**Record set**.
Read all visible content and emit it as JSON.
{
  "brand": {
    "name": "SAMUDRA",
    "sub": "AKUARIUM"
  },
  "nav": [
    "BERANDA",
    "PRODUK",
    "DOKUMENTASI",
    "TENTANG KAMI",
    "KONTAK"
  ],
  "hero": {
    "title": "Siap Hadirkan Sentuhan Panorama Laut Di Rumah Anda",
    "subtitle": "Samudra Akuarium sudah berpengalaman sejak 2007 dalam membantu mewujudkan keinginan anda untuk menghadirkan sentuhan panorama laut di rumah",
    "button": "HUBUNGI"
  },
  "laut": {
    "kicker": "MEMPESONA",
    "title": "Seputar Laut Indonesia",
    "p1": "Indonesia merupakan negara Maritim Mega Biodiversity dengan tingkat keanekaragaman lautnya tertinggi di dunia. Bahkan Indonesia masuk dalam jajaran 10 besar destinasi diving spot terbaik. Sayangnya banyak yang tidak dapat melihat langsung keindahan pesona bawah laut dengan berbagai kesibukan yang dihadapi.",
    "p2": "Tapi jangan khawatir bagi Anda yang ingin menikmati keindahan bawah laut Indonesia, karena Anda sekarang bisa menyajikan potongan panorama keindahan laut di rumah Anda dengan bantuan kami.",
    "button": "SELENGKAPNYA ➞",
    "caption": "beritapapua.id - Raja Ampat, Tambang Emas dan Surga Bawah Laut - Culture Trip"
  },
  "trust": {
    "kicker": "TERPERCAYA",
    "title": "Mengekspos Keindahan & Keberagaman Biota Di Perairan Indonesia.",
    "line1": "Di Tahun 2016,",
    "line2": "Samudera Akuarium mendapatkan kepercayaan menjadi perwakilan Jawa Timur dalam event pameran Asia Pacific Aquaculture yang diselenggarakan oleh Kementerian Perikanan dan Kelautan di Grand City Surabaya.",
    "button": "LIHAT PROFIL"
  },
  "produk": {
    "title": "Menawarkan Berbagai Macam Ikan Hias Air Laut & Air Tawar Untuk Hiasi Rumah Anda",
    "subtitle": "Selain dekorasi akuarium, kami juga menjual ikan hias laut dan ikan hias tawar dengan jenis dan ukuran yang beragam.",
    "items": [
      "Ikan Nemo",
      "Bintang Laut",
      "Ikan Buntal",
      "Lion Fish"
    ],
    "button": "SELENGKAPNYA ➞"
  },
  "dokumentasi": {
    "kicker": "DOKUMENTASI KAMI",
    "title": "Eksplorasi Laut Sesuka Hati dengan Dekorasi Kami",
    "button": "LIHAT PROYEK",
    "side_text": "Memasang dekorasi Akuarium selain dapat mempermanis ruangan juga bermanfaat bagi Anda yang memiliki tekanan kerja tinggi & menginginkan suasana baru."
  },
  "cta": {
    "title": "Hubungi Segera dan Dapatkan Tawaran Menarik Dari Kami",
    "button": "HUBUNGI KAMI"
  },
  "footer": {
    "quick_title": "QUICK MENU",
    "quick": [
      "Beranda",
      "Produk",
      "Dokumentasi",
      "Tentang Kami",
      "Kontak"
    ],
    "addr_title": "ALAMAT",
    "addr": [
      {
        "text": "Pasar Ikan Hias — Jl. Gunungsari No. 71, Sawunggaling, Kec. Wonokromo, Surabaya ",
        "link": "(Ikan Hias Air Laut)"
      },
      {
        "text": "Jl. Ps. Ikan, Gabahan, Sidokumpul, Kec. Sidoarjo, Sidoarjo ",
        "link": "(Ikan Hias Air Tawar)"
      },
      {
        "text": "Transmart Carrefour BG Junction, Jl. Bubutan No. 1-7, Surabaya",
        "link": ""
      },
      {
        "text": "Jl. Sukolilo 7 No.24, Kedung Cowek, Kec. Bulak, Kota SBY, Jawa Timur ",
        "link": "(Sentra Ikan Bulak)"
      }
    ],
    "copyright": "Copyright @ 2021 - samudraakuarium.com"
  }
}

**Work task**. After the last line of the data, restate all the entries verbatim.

**Response to this task**.
Read all visible content and emit it as JSON.
{
  "brand": {
    "name": "SAMUDRA",
    "sub": "AKUARIUM"
  },
  "nav": [
    "BERANDA",
    "PRODUK",
    "DOKUMENTASI",
    "TENTANG KAMI",
    "KONTAK"
  ],
  "hero": {
    "title": "Siap Hadirkan Sentuhan Panorama Laut Di Rumah Anda",
    "subtitle": "Samudra Akuarium sudah berpengalaman sejak 2007 dalam membantu mewujudkan keinginan anda untuk menghadirkan sentuhan panorama laut di rumah",
    "button": "HUBUNGI"
  },
  "laut": {
    "kicker": "MEMPESONA",
    "title": "Seputar Laut Indonesia",
    "p1": "Indonesia merupakan negara Maritim Mega Biodiversity dengan tingkat keanekaragaman lautnya tertinggi di dunia. Bahkan Indonesia masuk dalam jajaran 10 besar destinasi diving spot terbaik. Sayangnya banyak yang tidak dapat melihat langsung keindahan pesona bawah laut dengan berbagai kesibukan yang dihadapi.",
    "p2": "Tapi jangan khawatir bagi Anda yang ingin menikmati keindahan bawah laut Indonesia, karena Anda sekarang bisa menyajikan potongan panorama keindahan laut di rumah Anda dengan bantuan kami.",
    "button": "SELENGKAPNYA ➞",
    "caption": "beritapapua.id - Raja Ampat, Tambang Emas dan Surga Bawah Laut - Culture Trip"
  },
  "trust": {
    "kicker": "TERPERCAYA",
    "title": "Mengekspos Keindahan & Keberagaman Biota Di Perairan Indonesia.",
    "line1": "Di Tahun 2016,",
    "line2": "Samudera Akuarium mendapatkan kepercayaan menjadi perwakilan Jawa Timur dalam event pameran Asia Pacific Aquaculture yang diselenggarakan oleh Kementerian Perikanan dan Kelautan di Grand City Surabaya.",
    "button": "LIHAT PROFIL"
  },
  "produk": {
    "title": "Menawarkan Berbagai Macam Ikan Hias Air Laut & Air Tawar Untuk Hiasi Rumah Anda",
    "subtitle": "Selain dekorasi akuarium, kami juga menjual ikan hias laut dan ikan hias tawar dengan jenis dan ukuran yang beragam.",
    "items": [
      "Ikan Nemo",
      "Bintang Laut",
      "Ikan Buntal",
      "Lion Fish"
    ],
    "button": "SELENGKAPNYA ➞"
  },
  "dokumentasi": {
    "kicker": "DOKUMENTASI KAMI",
    "title": "Eksplorasi Laut Sesuka Hati dengan Dekorasi Kami",
    "button": "LIHAT PROYEK",
    "side_text": "Memasang dekorasi Akuarium selain dapat mempermanis ruangan juga bermanfaat bagi Anda yang memiliki tekanan kerja tinggi & menginginkan suasana baru."
  },
  "cta": {
    "title": "Hubungi Segera dan Dapatkan Tawaran Menarik Dari Kami",
    "button": "HUBUNGI KAMI"
  },
  "footer": {
    "quick_title": "QUICK MENU",
    "quick": [
      "Beranda",
      "Produk",
      "Dokumentasi",
      "Tentang Kami",
      "Kontak"
    ],
    "addr_title": "ALAMAT",
    "addr": [
      {
        "text": "Pasar Ikan Hias — Jl. Gunungsari No. 71, Sawunggaling, Kec. Wonokromo, Surabaya ",
        "link": "(Ikan Hias Air Laut)"
      },
      {
        "text": "Jl. Ps. Ikan, Gabahan, Sidokumpul, Kec. Sidoarjo, Sidoarjo ",
        "link": "(Ikan Hias Air Tawar)"
      },
      {
        "text": "Transmart Carrefour BG Junction, Jl. Bubutan No. 1-7, Surabaya",
        "link": ""
      },
      {
        "text": "Jl. Sukolilo 7 No.24, Kedung Cowek, Kec. Bulak, Kota SBY, Jawa Timur ",
        "link": "(Sentra Ikan Bulak)"
      }
    ],
    "copyright": "Copyright @ 2021 - samudraakuarium.com"
  }
}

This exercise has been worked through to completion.